PROBLEM STATEMENT
Whenever the word "title" appears on a line of the material below, that line is counted; state the total alone.

DATA RECORDS
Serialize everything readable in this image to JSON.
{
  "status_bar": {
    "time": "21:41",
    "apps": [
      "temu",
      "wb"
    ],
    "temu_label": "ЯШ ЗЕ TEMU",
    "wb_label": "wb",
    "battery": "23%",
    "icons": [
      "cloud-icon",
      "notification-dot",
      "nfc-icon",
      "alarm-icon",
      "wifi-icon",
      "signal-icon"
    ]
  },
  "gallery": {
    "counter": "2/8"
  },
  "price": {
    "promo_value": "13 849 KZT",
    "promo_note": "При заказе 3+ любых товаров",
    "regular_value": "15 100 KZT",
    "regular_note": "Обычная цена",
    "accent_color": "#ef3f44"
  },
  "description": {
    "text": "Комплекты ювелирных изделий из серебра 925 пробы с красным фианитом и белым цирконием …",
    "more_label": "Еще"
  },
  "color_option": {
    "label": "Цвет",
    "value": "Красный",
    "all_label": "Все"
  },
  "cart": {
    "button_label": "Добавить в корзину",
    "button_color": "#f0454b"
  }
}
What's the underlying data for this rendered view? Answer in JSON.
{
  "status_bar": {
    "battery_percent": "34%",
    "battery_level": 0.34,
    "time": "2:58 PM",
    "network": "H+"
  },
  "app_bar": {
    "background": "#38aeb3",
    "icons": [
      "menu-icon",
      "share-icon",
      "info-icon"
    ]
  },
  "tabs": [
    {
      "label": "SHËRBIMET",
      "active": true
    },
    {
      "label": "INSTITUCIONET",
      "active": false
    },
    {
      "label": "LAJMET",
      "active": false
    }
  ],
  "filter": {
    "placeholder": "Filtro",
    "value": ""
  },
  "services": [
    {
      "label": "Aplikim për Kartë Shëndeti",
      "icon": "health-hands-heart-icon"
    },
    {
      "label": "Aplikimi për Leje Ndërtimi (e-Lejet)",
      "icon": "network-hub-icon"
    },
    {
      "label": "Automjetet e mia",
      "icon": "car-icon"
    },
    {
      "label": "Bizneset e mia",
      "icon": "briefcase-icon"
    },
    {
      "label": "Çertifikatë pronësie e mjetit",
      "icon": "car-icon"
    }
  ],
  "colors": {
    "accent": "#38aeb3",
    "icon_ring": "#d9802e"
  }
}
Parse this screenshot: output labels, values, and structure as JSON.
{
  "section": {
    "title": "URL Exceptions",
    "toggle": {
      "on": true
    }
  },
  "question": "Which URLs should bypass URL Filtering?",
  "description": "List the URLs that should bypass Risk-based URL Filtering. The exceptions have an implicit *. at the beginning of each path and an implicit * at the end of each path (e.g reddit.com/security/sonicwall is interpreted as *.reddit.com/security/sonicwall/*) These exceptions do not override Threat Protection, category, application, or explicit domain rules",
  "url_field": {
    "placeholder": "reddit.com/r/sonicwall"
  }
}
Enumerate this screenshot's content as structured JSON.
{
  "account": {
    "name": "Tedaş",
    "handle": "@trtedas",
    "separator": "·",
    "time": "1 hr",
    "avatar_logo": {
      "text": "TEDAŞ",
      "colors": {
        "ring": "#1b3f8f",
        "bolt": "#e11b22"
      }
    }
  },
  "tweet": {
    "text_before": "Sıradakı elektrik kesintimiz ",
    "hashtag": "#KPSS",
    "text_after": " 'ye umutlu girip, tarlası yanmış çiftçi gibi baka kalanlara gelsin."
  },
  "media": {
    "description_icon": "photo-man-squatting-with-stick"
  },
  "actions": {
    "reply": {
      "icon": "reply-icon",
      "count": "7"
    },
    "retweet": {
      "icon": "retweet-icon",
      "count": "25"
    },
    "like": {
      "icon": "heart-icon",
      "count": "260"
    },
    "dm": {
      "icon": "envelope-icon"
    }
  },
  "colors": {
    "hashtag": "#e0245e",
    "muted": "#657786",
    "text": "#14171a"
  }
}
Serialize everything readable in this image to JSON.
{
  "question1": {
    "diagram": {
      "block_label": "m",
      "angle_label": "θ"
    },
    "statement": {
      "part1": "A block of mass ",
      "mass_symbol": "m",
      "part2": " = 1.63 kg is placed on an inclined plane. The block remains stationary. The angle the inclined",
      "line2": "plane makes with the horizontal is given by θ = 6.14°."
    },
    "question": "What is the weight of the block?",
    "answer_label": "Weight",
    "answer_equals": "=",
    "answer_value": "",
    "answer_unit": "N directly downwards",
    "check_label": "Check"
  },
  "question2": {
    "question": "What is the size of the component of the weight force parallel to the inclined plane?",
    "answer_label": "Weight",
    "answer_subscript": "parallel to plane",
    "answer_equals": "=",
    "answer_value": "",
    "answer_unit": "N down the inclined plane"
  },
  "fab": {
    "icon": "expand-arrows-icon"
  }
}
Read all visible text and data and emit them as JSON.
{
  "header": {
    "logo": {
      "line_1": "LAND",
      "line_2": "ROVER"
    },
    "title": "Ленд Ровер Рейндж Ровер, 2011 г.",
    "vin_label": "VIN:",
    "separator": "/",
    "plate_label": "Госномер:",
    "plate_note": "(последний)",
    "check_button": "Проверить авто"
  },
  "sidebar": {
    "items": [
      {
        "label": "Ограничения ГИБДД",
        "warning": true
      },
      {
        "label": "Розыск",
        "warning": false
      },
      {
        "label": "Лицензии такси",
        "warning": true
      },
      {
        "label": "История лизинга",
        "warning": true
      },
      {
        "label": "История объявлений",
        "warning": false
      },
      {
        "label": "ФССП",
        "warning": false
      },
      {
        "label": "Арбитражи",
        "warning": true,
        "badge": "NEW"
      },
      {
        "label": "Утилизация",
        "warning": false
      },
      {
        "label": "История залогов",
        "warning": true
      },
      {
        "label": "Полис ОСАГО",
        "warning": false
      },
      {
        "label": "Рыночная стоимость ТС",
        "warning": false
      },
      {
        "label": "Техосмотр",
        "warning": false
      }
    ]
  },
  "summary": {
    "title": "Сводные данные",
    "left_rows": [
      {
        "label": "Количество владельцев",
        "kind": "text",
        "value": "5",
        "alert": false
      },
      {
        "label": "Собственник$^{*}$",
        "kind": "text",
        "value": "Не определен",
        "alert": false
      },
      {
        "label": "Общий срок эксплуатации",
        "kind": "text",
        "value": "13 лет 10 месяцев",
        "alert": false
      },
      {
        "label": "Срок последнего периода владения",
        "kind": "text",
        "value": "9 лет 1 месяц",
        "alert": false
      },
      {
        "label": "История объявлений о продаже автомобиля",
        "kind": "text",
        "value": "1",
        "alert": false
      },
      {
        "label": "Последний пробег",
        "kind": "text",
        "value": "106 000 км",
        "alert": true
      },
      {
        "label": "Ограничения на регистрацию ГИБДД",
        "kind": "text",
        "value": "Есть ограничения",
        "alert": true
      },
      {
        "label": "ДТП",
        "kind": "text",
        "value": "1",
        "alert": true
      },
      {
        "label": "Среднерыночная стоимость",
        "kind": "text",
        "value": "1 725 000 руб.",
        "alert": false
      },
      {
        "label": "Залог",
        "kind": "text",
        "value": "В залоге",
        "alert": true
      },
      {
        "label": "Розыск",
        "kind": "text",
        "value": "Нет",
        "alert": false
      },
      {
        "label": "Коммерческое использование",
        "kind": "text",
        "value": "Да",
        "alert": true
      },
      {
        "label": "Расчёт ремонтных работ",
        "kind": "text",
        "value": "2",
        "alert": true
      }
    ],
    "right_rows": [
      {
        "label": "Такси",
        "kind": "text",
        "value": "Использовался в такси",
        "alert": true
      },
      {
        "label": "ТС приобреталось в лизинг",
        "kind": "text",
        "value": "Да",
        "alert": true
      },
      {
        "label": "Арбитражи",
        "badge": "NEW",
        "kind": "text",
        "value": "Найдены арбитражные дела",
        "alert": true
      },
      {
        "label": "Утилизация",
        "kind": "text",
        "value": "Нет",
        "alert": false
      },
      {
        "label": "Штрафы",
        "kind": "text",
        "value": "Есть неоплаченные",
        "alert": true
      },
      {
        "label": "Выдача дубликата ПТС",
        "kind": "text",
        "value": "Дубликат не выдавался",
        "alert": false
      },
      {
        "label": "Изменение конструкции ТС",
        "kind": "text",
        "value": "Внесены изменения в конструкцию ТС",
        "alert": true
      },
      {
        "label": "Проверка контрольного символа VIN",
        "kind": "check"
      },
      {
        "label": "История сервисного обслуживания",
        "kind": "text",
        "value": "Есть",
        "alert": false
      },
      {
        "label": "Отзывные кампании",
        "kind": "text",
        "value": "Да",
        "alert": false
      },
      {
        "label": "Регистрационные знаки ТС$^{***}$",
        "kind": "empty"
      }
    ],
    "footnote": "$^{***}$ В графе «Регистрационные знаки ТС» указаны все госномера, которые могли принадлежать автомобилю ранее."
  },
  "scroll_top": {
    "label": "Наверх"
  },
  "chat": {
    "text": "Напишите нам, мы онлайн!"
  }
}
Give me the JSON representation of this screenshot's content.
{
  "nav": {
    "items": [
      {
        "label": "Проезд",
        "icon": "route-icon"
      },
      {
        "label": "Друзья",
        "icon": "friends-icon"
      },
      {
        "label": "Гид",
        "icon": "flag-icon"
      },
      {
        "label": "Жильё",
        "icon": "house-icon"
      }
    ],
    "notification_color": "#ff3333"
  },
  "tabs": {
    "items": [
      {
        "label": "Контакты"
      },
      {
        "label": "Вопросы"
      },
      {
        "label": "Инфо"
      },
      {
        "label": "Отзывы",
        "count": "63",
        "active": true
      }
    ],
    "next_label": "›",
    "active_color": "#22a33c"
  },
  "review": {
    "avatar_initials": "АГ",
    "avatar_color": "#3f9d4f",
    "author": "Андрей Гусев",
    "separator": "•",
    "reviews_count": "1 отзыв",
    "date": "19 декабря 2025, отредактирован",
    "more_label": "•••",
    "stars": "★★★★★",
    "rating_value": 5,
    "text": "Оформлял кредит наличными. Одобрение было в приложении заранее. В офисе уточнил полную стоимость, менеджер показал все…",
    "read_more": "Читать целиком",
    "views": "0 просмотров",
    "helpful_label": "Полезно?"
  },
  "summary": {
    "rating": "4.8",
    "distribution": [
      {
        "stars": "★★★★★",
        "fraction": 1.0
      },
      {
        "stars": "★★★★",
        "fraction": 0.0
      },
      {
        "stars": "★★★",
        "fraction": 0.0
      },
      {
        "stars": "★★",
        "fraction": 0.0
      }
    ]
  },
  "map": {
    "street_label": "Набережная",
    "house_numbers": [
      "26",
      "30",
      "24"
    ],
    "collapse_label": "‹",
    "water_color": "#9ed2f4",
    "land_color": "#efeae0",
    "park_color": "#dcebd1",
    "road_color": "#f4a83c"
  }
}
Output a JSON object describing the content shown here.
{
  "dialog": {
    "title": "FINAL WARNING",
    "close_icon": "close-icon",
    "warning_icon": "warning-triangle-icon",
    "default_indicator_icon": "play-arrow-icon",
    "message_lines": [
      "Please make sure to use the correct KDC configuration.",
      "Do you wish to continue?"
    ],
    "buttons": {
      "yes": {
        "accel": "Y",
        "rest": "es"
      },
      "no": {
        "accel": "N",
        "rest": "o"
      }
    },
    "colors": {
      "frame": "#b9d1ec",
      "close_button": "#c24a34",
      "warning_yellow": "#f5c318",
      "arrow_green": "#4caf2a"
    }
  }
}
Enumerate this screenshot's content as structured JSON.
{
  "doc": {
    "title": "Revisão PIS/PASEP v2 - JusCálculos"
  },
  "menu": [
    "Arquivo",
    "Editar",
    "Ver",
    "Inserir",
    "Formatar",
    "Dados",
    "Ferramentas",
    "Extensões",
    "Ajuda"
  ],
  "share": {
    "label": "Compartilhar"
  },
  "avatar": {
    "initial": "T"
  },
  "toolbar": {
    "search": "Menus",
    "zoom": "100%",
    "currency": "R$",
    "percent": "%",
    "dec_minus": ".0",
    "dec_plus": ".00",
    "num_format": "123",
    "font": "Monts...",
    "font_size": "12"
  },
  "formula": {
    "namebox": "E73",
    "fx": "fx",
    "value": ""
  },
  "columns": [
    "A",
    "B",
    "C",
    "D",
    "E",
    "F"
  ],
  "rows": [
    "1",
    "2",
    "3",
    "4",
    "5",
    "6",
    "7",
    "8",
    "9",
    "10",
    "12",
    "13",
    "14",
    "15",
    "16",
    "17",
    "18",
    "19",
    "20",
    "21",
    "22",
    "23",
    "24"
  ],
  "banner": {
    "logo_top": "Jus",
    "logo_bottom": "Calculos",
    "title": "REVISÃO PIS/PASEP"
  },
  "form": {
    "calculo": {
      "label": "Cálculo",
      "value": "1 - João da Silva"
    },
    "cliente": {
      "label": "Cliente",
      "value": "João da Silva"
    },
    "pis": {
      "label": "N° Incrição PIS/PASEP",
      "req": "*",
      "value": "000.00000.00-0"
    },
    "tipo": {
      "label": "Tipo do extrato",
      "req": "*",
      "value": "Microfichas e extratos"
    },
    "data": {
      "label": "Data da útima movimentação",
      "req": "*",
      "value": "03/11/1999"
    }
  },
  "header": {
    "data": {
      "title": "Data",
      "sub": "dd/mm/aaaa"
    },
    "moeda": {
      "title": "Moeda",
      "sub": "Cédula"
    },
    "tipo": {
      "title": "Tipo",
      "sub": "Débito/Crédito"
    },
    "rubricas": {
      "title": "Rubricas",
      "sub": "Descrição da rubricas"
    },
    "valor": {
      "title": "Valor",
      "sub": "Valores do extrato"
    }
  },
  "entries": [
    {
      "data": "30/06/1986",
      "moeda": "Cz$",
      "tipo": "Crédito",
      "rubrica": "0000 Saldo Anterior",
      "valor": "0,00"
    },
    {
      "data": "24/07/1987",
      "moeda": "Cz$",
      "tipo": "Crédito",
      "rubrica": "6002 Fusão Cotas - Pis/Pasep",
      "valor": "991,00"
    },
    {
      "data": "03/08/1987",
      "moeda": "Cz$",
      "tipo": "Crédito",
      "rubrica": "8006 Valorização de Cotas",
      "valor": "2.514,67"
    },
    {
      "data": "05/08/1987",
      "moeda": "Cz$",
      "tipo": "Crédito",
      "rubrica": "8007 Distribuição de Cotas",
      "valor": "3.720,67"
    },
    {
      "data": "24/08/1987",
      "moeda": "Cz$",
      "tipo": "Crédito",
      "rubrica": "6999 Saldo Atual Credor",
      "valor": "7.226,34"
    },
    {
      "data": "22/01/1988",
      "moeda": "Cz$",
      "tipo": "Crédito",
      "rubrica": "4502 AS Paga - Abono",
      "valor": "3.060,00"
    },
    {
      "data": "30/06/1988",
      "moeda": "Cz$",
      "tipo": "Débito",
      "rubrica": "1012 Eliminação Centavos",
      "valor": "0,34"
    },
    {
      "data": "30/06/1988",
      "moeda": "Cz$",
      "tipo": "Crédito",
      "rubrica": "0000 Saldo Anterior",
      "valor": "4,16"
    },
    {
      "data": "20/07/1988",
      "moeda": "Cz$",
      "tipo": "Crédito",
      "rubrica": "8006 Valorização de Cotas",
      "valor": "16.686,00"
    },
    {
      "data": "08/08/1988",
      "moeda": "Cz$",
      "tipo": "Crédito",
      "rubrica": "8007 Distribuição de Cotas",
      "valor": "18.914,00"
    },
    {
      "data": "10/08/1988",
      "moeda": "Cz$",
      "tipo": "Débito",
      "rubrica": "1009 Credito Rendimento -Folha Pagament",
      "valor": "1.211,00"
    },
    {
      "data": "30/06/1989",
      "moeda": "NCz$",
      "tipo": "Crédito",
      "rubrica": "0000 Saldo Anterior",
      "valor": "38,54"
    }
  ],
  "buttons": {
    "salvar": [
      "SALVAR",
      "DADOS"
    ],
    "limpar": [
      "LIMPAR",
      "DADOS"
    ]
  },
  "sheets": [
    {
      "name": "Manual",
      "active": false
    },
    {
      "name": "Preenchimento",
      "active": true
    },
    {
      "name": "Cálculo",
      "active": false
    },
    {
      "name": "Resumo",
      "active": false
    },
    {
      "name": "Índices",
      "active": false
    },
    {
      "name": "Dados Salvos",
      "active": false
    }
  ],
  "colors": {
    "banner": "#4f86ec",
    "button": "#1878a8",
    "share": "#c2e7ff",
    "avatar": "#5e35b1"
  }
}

EXERCISE SOLUTION
11